Try it: In the data below, which lines hold "configuration"? Copy every one.

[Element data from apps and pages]

+++++

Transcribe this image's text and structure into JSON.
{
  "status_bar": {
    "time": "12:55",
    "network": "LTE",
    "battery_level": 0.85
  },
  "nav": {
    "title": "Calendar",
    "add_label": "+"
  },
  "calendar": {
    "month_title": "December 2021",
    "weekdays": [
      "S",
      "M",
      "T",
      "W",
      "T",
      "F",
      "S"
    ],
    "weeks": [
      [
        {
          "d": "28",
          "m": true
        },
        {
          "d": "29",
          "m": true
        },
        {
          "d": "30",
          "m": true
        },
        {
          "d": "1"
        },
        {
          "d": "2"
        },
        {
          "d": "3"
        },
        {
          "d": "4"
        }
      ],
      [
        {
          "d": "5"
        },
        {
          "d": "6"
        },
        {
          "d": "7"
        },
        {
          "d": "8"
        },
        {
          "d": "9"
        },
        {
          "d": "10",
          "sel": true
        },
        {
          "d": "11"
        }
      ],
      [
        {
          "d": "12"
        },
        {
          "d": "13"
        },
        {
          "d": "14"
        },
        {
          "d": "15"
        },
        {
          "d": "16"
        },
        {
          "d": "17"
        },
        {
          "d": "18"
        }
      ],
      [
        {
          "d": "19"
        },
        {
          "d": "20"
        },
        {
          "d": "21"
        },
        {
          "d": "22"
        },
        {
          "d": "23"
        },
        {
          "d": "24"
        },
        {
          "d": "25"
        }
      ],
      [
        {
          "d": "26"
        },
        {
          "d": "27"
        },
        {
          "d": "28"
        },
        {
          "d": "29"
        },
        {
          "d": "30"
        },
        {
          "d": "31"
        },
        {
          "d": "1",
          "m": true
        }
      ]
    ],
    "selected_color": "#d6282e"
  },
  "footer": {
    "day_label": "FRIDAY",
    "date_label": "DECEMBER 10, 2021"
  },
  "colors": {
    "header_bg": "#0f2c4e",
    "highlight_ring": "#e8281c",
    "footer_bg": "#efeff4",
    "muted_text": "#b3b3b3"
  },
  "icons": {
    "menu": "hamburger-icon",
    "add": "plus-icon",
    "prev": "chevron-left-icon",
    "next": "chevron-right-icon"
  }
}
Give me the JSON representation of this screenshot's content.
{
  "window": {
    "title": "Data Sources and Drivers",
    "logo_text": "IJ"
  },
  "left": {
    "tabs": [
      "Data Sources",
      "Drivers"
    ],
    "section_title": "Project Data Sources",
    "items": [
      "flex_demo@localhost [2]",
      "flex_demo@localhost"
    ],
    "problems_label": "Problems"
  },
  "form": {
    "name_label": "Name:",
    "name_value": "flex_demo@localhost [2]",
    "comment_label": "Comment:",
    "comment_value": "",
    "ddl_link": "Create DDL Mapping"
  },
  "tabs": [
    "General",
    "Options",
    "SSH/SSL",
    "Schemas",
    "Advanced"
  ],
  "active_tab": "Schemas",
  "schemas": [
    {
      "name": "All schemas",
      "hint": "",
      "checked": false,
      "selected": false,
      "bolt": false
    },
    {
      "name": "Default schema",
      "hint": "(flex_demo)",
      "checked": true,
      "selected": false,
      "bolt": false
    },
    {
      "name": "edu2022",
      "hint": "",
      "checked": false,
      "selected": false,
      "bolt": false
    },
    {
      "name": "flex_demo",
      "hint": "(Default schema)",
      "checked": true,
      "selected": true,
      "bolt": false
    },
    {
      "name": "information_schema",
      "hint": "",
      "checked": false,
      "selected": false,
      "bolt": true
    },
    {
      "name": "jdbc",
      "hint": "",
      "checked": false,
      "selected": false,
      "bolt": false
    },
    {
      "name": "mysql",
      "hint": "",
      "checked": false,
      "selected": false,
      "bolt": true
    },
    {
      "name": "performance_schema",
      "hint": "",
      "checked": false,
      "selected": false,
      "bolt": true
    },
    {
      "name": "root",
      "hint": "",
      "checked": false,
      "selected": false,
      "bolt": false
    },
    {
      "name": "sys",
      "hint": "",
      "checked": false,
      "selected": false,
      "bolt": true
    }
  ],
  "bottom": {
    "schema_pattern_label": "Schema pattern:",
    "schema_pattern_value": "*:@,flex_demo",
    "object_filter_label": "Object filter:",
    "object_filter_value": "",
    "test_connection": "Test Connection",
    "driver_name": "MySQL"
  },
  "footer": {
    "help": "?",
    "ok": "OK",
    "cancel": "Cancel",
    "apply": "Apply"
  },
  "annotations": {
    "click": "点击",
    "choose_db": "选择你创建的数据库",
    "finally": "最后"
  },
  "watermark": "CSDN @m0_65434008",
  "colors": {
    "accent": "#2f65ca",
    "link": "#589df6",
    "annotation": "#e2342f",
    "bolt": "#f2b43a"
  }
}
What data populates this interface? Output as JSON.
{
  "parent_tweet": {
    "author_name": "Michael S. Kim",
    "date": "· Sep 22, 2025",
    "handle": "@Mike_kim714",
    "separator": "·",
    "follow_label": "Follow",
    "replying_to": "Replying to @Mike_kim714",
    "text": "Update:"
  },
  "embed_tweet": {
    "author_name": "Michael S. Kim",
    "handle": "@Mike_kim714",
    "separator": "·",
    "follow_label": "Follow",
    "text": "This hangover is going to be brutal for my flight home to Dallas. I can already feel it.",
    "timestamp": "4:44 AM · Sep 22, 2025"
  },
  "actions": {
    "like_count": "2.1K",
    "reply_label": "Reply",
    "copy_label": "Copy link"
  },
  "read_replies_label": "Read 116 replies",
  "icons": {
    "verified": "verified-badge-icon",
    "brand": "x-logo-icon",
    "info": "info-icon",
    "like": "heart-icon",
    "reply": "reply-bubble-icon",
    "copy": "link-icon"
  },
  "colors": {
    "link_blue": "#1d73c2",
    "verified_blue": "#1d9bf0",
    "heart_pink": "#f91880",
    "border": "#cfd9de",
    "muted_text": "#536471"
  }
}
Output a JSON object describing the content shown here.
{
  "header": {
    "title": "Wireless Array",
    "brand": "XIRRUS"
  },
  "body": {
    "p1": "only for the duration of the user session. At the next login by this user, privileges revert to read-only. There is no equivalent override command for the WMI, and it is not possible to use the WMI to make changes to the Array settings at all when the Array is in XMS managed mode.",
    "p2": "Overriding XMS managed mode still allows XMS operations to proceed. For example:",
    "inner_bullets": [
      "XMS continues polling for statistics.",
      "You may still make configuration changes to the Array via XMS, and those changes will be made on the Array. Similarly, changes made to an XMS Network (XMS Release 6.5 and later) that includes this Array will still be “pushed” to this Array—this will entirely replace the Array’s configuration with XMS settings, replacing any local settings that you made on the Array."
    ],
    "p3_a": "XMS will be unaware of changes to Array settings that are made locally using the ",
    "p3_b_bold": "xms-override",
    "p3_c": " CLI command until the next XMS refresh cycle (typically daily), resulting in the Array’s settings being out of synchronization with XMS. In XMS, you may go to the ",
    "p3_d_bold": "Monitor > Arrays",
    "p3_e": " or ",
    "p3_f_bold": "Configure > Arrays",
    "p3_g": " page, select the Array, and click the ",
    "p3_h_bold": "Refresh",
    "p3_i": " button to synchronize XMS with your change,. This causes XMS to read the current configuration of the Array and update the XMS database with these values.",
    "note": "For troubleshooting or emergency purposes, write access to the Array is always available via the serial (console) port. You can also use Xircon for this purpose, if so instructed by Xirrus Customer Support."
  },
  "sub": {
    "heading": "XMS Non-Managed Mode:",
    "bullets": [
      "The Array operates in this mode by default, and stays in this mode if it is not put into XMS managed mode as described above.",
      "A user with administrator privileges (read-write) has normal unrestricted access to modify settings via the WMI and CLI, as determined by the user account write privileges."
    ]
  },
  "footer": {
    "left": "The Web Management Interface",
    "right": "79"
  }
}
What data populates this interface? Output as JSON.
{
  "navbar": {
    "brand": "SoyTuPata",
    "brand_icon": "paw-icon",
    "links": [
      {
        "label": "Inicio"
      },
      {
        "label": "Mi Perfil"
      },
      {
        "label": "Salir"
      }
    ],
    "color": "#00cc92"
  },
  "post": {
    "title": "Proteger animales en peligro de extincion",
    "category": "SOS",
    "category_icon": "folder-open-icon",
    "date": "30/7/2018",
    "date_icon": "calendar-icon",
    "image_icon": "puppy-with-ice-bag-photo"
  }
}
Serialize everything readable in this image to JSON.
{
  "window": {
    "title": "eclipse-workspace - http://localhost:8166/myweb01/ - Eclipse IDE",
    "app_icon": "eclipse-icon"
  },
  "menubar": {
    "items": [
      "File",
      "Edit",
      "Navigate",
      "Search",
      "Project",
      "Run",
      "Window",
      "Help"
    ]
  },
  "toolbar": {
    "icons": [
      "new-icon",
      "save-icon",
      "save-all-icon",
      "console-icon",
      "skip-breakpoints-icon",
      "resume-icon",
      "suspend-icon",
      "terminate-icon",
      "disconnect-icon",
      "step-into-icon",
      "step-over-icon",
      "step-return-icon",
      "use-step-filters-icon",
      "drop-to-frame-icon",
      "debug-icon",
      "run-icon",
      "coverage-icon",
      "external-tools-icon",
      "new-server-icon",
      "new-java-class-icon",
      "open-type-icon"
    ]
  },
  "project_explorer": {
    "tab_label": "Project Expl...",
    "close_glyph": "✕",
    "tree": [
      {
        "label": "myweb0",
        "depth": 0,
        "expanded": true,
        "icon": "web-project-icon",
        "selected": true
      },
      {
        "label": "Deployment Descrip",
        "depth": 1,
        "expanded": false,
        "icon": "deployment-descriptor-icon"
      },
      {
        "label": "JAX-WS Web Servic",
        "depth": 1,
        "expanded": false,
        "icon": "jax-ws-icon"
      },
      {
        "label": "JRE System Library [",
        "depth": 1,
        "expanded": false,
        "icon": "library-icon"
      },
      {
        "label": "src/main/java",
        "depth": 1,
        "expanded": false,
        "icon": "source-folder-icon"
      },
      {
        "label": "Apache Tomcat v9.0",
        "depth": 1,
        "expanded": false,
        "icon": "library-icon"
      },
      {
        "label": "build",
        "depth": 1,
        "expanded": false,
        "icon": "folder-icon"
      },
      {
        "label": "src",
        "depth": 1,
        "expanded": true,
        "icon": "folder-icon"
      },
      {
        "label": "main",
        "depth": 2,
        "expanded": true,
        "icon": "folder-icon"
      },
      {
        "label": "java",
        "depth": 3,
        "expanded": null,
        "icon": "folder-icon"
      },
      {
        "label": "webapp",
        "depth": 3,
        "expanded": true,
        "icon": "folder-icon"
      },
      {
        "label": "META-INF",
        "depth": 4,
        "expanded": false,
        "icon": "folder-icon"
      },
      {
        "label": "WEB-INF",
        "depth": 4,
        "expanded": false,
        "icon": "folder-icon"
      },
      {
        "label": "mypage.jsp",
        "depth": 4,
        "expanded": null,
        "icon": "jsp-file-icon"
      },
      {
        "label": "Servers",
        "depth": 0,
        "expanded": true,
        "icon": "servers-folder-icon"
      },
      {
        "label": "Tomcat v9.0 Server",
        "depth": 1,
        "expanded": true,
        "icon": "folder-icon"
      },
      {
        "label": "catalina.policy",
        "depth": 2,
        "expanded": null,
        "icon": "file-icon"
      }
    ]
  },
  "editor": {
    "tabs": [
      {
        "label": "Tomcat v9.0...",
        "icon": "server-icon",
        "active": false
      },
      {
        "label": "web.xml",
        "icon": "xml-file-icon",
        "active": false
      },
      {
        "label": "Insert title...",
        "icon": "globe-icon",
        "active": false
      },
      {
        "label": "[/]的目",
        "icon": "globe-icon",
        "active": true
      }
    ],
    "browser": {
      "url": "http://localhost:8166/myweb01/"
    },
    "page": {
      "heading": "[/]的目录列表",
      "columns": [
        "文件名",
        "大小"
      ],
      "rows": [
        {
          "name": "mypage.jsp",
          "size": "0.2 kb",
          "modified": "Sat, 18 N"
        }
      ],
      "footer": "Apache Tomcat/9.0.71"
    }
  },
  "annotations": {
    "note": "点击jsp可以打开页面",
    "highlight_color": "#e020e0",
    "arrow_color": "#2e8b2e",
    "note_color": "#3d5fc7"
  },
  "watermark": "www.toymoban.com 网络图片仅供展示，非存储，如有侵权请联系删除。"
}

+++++

Answer to the exercise:
      "You may still make configuration changes to the Array via XMS, and those changes will be made on the Array. Similarly, changes made to an XMS Network (XMS Release 6.5 and later) that includes this Array will still be “pushed” to this Array—this will entirely replace the Array’s configuration with XMS settings, replacing any local settings that you made on the Array."
    "p3_i": " button to synchronize XMS with your change,. This causes XMS to read the current configuration of the Array and update the XMS database with these values.",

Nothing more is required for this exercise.